Two of the Villa Montezuma’s fabulous art glass windows: “Summer” (left) from the Dining Room and St. Cecelia at the organ from the home’s rear stairwell.
Villa Montezuma, c. 1890s. The original exterior is still unpainted.
The figure of “Asta” in the detail does show some repainting.
The corner fireplace in the Drawing Room.
A close-up of the second floor gallery wallpaper — with its many intricate patterns.
The Dining Room fireplace is perhaps the home’s most elaborate with its beautiful blue tile.
The Villa’s Reception Room has been recently redone with many oriental pieces.
The magnificent Music Room contains a fireplace as well as a number of large art glass windows.
By 1903 the Villa had received a coat of white paint. At this point in its history, the house was owned by Dr. George Calmus. His wife gave piano lessons in the Villa. Calmus disappeared in 1906, leaving not only his wife, but two unpaid mortgages on the property.

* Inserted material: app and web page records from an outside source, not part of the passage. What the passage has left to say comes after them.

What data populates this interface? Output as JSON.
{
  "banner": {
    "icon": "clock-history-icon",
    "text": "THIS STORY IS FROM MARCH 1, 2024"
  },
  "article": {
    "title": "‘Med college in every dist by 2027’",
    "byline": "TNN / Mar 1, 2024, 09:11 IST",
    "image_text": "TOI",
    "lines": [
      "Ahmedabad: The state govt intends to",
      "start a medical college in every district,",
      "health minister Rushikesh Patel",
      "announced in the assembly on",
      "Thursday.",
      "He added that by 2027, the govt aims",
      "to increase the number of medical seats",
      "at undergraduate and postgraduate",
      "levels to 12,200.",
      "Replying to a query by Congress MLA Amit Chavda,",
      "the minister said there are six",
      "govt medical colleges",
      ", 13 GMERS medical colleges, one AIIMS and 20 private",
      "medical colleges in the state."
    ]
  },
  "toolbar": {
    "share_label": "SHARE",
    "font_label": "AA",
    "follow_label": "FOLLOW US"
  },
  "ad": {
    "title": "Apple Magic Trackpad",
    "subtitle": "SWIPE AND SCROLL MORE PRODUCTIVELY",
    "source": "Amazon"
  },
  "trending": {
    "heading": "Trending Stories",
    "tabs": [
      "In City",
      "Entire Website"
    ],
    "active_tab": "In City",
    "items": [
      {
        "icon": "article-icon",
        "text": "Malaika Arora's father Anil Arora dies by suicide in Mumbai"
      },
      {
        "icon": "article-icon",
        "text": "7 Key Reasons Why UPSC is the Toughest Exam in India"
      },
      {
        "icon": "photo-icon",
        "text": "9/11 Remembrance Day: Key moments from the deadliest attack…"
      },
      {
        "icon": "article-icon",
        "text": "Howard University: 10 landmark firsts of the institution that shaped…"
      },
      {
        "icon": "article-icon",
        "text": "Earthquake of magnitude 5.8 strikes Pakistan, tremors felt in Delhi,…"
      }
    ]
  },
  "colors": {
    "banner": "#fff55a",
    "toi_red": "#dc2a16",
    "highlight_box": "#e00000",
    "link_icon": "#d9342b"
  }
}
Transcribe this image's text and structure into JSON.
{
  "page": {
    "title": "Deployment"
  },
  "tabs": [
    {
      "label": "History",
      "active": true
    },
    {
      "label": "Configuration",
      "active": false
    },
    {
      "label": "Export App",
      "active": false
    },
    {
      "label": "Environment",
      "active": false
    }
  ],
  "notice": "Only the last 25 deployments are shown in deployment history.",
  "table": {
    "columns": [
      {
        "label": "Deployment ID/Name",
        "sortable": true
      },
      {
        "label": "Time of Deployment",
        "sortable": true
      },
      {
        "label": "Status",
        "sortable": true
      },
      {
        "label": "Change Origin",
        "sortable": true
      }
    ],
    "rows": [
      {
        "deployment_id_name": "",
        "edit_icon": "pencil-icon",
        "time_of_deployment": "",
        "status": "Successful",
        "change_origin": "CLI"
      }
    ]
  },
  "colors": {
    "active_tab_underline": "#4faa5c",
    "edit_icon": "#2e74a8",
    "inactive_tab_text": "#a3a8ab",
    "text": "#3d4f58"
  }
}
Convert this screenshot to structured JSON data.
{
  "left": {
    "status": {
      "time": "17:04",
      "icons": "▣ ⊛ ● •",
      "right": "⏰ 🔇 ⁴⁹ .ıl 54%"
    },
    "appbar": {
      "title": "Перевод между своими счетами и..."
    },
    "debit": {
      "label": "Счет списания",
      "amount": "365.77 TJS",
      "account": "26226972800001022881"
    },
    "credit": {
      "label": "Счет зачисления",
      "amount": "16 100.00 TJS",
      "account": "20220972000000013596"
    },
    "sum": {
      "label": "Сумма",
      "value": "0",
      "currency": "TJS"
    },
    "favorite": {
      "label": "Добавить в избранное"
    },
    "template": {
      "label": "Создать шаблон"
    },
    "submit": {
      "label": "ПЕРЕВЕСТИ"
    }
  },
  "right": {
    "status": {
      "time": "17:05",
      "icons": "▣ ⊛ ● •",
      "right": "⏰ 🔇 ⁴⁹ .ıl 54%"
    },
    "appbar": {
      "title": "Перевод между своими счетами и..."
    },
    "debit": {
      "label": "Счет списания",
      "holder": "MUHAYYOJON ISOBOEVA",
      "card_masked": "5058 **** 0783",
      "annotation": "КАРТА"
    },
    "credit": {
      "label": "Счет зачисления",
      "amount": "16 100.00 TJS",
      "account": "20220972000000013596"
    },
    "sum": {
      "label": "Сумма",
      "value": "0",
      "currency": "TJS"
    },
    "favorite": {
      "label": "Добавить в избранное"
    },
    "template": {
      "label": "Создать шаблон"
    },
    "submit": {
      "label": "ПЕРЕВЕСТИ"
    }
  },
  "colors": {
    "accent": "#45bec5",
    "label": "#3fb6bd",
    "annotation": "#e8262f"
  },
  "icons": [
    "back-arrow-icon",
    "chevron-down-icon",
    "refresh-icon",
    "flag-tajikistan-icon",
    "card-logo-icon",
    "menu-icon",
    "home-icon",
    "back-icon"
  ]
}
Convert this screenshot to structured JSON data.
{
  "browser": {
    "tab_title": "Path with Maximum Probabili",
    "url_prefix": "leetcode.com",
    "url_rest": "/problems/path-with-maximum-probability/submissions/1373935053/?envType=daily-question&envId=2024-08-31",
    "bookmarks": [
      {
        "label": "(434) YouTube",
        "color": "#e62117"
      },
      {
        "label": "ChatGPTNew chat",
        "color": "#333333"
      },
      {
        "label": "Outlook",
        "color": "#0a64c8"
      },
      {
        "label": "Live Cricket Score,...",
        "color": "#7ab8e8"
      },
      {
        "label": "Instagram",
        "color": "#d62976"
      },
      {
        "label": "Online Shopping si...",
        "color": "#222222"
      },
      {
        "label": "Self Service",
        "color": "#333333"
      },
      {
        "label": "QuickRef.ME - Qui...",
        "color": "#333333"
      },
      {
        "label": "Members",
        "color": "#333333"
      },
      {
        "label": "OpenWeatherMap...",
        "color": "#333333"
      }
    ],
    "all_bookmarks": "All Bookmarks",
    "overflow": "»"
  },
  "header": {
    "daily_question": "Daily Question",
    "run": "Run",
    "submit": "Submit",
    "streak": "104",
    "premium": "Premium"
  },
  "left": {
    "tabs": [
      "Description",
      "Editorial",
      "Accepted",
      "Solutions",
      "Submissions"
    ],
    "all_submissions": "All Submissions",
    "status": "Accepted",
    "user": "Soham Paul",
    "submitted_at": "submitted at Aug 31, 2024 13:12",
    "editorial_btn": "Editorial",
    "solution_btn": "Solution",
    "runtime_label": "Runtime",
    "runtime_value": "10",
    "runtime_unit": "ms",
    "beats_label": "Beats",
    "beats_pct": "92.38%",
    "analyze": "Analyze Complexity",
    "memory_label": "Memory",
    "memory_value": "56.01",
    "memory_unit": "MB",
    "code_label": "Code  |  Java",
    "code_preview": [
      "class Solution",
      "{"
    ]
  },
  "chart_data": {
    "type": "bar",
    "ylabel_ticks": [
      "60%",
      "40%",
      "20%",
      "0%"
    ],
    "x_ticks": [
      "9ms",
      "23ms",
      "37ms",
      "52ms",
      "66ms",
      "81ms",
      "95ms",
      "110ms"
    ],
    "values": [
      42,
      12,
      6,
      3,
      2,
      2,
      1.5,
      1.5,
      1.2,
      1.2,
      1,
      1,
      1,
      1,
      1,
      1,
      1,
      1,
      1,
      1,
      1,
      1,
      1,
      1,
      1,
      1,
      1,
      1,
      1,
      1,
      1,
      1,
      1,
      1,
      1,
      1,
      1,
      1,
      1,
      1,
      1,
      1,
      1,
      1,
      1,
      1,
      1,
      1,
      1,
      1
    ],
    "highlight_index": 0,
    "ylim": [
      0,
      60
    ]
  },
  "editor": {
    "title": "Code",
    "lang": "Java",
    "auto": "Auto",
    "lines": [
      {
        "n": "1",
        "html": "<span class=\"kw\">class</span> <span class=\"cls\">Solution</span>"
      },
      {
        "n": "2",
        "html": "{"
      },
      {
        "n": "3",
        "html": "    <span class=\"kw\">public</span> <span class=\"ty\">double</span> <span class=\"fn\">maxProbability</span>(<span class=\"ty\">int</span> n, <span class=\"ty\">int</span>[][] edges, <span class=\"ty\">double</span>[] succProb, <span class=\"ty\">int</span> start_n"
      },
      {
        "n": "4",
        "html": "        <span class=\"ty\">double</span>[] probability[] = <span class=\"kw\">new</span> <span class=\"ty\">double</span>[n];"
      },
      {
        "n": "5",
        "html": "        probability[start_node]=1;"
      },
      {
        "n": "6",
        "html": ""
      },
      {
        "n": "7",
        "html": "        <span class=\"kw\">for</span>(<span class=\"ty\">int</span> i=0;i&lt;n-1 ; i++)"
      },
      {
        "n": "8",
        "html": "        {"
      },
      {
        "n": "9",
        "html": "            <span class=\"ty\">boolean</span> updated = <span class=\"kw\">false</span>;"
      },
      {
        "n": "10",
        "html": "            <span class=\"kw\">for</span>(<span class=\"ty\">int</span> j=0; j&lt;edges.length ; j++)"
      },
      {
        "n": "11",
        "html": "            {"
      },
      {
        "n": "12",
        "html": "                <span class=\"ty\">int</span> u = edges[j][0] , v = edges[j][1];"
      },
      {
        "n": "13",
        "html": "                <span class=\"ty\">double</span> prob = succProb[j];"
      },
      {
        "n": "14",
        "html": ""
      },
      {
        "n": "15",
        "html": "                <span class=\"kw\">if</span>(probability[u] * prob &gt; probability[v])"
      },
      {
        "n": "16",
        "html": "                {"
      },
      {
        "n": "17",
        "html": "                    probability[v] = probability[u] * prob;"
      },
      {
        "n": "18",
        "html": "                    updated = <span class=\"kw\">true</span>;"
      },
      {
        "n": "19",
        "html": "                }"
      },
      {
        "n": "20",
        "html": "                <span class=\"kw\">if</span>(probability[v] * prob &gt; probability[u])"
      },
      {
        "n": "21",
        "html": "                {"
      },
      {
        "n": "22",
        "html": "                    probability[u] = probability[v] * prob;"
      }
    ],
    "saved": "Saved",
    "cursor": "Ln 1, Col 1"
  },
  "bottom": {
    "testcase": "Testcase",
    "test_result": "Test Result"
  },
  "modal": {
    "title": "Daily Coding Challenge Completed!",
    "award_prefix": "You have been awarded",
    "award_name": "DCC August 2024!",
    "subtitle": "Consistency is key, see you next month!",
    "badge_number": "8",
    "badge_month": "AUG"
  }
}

The lower portion of the house contains service areas such as the Laundry Room with its period “labor saving” devices.